tylermcfarlin22

@Ronstephens1283 & @Lhbgolfnut, this is either because of the way you swing, or is a high possibility of your shaft on your club. i have had the same problems in the past using a regular flex shaft. then it was recommended by my golf coach that i use a Stiff shaft. these are usually located on the shaft as R-Regular F-Flex S-Stiff or SS- Super Stiff. the shaft you use is based on the speed of your swing my swing speed is 100-120 mph which is a stiff shaft. The best way is to go to a local golf store and ask if they can measure your swing speed. It may cost money.
Hope it helped.

ronstephens1283

Leonard, I have the same problem. I'm and lefty and with my driver the ball shanks left out of play. Recently I just have been using my 3 iron.

ronstephens1283

Leonard, I have the same problem. I'm and lefty and with my driver the ball shanks left out of play. Recently I just have been using my 3 iron.

Lhbgolfnut

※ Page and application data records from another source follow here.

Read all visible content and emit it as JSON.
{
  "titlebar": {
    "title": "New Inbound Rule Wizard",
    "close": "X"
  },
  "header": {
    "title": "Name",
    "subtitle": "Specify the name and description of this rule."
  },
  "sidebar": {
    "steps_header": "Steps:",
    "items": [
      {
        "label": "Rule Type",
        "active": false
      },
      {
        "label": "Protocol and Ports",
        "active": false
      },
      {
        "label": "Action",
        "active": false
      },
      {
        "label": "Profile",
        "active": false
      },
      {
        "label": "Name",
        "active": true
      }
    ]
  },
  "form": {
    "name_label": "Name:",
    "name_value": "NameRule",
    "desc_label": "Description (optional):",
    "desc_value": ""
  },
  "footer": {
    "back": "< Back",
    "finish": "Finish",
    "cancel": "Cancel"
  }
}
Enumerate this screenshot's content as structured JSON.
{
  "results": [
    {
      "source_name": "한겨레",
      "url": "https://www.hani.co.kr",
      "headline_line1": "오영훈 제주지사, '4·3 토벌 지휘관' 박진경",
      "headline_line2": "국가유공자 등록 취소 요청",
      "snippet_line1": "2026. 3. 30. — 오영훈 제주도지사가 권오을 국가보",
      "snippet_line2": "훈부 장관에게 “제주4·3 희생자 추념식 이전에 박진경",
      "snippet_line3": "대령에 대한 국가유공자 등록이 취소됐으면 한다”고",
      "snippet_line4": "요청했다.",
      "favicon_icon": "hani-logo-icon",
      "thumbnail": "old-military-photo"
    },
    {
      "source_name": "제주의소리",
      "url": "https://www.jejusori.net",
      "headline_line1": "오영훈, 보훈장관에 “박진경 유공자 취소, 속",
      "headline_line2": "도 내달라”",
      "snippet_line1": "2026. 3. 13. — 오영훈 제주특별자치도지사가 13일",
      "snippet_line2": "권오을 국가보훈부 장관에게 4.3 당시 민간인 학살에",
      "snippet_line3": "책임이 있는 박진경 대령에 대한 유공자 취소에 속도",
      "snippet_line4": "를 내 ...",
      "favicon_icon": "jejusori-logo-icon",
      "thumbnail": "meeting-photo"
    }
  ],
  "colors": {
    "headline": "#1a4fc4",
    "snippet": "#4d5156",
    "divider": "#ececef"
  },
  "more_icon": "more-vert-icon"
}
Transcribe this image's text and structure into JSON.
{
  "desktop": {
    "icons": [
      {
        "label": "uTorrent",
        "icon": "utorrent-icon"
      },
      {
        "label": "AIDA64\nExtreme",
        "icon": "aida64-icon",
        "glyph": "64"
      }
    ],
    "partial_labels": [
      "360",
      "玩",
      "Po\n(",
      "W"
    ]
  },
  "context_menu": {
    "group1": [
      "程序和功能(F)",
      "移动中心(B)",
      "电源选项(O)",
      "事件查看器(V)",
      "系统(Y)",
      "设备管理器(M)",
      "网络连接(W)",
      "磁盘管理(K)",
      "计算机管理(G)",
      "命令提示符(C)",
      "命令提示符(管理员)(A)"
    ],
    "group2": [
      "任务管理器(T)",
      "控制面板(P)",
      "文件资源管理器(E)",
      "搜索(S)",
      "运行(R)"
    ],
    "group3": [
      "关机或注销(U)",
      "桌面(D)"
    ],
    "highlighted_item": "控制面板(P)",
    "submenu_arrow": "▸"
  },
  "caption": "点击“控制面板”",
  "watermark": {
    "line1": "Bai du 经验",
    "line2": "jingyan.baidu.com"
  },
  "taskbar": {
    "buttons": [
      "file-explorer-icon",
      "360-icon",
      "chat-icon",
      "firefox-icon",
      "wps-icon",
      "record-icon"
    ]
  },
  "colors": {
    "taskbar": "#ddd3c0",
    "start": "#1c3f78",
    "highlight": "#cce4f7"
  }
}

I am a lefty golfer and on my drives my ball always goes right to left, usually on the wrong fairway.any ideas on how Icould fix that fault?